WHAT YOU HAVE TO DO - The full listing should be written out verbatim, and its images should be dropped.

─── INPUT FOR THIS TASK ───

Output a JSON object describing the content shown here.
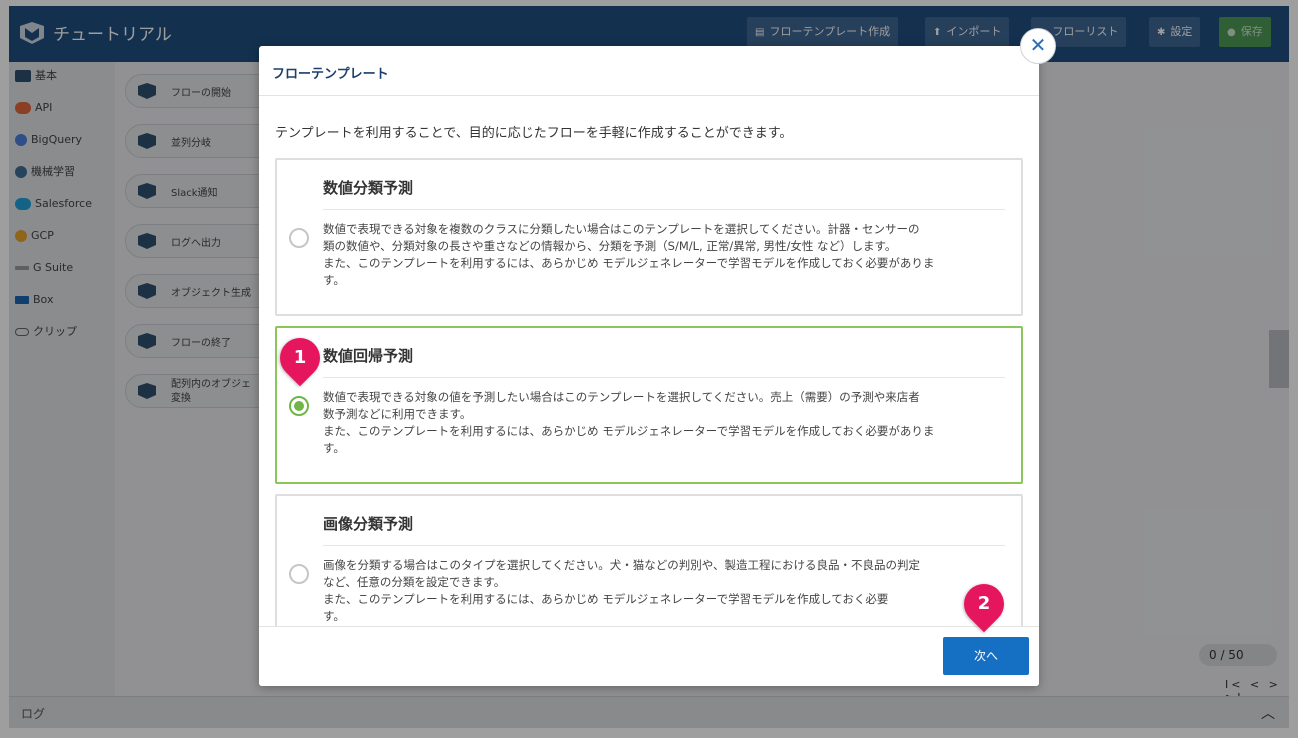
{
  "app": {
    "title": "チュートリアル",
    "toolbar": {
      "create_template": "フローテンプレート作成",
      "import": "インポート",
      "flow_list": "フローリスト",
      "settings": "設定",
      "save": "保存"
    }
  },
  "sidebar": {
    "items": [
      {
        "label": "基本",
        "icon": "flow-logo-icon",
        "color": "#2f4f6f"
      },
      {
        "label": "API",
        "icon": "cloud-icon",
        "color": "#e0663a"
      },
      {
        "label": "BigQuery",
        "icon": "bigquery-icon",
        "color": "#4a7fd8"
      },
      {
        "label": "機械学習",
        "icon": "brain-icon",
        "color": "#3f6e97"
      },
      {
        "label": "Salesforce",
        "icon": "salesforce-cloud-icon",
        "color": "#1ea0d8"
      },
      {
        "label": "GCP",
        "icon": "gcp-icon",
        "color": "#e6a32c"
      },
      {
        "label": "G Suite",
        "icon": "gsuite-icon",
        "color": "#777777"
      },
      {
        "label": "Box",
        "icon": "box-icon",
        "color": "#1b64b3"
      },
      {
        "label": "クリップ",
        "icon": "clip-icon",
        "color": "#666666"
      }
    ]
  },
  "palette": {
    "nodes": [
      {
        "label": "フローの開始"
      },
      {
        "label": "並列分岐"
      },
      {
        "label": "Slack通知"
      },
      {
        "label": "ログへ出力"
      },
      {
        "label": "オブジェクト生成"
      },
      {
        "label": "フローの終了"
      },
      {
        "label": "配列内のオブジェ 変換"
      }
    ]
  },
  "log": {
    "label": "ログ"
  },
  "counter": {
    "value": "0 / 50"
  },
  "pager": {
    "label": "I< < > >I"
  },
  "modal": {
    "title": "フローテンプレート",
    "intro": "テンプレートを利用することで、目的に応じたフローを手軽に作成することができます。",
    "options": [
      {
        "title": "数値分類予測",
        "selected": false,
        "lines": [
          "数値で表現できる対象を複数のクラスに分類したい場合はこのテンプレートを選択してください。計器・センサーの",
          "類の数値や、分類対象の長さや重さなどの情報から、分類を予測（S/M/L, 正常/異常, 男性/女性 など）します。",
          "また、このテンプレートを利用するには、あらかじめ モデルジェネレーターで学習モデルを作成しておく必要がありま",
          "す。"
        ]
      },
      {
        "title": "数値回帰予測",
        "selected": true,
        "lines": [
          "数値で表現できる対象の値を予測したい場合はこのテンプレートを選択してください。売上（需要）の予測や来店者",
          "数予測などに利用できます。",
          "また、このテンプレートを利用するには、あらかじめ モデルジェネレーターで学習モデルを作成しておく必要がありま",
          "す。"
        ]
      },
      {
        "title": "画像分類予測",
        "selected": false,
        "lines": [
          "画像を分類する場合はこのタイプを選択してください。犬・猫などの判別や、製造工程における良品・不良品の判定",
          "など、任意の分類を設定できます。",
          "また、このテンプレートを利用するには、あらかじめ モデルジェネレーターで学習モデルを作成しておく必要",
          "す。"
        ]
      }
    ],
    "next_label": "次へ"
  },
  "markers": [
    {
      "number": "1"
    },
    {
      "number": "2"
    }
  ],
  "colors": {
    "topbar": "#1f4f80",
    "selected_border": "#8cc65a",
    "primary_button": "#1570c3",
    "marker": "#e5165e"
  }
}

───

RESPONSE -
Output a JSON object describing the content shown here.
{
  "app": {
    "title": "チュートリアル",
    "toolbar": {
      "create_template": "フローテンプレート作成",
      "import": "インポート",
      "flow_list": "フローリスト",
      "settings": "設定",
      "save": "保存"
    }
  },
  "sidebar": {
    "items": [
      {
        "label": "基本",
        "icon": "flow-logo-icon",
        "color": "#2f4f6f"
      },
      {
        "label": "API",
        "icon": "cloud-icon",
        "color": "#e0663a"
      },
      {
        "label": "BigQuery",
        "icon": "bigquery-icon",
        "color": "#4a7fd8"
      },
      {
        "label": "機械学習",
        "icon": "brain-icon",
        "color": "#3f6e97"
      },
      {
        "label": "Salesforce",
        "icon": "salesforce-cloud-icon",
        "color": "#1ea0d8"
      },
      {
        "label": "GCP",
        "icon": "gcp-icon",
        "color": "#e6a32c"
      },
      {
        "label": "G Suite",
        "icon": "gsuite-icon",
        "color": "#777777"
      },
      {
        "label": "Box",
        "icon": "box-icon",
        "color": "#1b64b3"
      },
      {
        "label": "クリップ",
        "icon": "clip-icon",
        "color": "#666666"
      }
    ]
  },
  "palette": {
    "nodes": [
      {
        "label": "フローの開始"
      },
      {
        "label": "並列分岐"
      },
      {
        "label": "Slack通知"
      },
      {
        "label": "ログへ出力"
      },
      {
        "label": "オブジェクト生成"
      },
      {
        "label": "フローの終了"
      },
      {
        "label": "配列内のオブジェ 変換"
      }
    ]
  },
  "log": {
    "label": "ログ"
  },
  "counter": {
    "value": "0 / 50"
  },
  "pager": {
    "label": "I< < > >I"
  },
  "modal": {
    "title": "フローテンプレート",
    "intro": "テンプレートを利用することで、目的に応じたフローを手軽に作成することができます。",
    "options": [
      {
        "title": "数値分類予測",
        "selected": false,
        "lines": [
          "数値で表現できる対象を複数のクラスに分類したい場合はこのテンプレートを選択してください。計器・センサーの",
          "類の数値や、分類対象の長さや重さなどの情報から、分類を予測（S/M/L, 正常/異常, 男性/女性 など）します。",
          "また、このテンプレートを利用するには、あらかじめ モデルジェネレーターで学習モデルを作成しておく必要がありま",
          "す。"
        ]
      },
      {
        "title": "数値回帰予測",
        "selected": true,
        "lines": [
          "数値で表現できる対象の値を予測したい場合はこのテンプレートを選択してください。売上（需要）の予測や来店者",
          "数予測などに利用できます。",
          "また、このテンプレートを利用するには、あらかじめ モデルジェネレーターで学習モデルを作成しておく必要がありま",
          "す。"
        ]
      },
      {
        "title": "画像分類予測",
        "selected": false,
        "lines": [
          "画像を分類する場合はこのタイプを選択してください。犬・猫などの判別や、製造工程における良品・不良品の判定",
          "など、任意の分類を設定できます。",
          "また、このテンプレートを利用するには、あらかじめ モデルジェネレーターで学習モデルを作成しておく必要",
          "す。"
        ]
      }
    ],
    "next_label": "次へ"
  },
  "markers": [
    {
      "number": "1"
    },
    {
      "number": "2"
    }
  ],
  "colors": {
    "topbar": "#1f4f80",
    "selected_border": "#8cc65a",
    "primary_button": "#1570c3",
    "marker": "#e5165e"
  }
}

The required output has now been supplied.